(Records from a collection)
--------------------------------------------------
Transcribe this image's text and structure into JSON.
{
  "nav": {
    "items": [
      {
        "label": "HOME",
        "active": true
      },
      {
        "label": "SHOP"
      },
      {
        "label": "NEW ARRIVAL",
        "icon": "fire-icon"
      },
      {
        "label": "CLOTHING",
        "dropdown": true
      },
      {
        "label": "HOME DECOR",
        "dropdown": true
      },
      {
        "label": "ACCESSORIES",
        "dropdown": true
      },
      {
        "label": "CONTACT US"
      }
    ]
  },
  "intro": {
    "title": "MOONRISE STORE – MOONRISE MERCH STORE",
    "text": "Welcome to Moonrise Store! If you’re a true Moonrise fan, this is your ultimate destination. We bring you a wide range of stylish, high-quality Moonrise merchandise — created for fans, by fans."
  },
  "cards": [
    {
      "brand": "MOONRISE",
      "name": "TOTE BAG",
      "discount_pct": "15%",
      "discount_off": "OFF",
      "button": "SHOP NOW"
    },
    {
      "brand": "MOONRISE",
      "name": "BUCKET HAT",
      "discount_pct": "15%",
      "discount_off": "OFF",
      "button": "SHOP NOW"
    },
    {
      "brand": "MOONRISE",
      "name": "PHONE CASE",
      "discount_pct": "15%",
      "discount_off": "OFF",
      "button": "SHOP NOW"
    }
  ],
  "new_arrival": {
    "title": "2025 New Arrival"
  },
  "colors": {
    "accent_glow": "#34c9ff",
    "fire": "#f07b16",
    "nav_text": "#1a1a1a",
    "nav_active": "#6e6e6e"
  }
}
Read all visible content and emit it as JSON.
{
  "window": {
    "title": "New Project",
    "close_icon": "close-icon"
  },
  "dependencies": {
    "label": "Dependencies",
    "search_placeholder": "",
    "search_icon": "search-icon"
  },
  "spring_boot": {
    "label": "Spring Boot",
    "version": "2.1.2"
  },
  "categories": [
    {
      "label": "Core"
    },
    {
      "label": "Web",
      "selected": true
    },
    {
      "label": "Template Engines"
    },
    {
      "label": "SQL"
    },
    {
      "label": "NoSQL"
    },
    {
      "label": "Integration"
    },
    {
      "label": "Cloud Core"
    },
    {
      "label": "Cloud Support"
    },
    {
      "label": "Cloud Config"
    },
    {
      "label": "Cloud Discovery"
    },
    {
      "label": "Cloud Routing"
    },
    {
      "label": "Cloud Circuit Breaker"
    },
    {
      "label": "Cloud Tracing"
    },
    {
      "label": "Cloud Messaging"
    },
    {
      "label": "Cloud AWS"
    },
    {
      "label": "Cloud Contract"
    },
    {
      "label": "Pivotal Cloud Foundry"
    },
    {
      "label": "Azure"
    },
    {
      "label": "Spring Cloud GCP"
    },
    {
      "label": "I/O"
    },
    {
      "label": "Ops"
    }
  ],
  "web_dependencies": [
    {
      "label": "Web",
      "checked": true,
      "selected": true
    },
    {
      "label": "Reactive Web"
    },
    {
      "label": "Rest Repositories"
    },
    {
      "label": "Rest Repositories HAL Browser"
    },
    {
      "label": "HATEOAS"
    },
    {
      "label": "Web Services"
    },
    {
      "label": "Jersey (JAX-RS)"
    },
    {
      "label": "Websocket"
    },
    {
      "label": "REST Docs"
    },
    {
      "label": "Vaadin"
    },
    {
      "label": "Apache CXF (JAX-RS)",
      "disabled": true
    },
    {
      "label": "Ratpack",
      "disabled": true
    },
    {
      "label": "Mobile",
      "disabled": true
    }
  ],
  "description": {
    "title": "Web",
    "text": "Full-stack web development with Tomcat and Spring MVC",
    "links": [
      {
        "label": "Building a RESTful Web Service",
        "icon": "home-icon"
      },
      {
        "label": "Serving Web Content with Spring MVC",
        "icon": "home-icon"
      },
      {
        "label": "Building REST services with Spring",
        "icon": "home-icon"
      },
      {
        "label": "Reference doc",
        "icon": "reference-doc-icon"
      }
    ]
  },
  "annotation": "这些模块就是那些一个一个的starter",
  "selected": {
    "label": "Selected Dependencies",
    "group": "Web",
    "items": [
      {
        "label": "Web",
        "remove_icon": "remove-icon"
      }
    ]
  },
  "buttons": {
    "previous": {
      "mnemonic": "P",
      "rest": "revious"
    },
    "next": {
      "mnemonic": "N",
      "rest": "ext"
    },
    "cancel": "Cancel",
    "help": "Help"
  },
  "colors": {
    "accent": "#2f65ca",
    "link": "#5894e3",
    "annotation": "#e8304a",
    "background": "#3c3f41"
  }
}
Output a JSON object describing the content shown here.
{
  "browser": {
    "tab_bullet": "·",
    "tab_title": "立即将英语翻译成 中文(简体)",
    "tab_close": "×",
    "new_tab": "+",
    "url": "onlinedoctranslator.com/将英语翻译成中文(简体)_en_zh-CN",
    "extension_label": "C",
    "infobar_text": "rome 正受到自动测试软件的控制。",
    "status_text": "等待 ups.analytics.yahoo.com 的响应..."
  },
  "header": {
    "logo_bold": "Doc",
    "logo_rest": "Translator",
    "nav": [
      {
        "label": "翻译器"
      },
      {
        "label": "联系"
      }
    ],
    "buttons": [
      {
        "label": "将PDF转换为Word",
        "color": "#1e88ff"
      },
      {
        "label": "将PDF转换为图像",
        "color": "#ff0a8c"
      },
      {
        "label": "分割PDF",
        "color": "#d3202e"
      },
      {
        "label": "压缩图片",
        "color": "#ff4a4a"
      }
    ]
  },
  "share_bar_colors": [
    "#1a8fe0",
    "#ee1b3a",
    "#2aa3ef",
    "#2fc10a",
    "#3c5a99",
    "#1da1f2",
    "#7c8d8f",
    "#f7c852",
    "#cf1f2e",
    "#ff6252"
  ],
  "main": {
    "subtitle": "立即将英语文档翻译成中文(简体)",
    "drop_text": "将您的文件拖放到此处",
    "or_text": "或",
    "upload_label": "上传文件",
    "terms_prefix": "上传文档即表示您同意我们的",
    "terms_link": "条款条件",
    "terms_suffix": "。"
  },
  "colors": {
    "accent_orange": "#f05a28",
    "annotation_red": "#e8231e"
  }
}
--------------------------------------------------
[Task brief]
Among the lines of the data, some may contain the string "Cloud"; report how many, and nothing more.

[Response]
12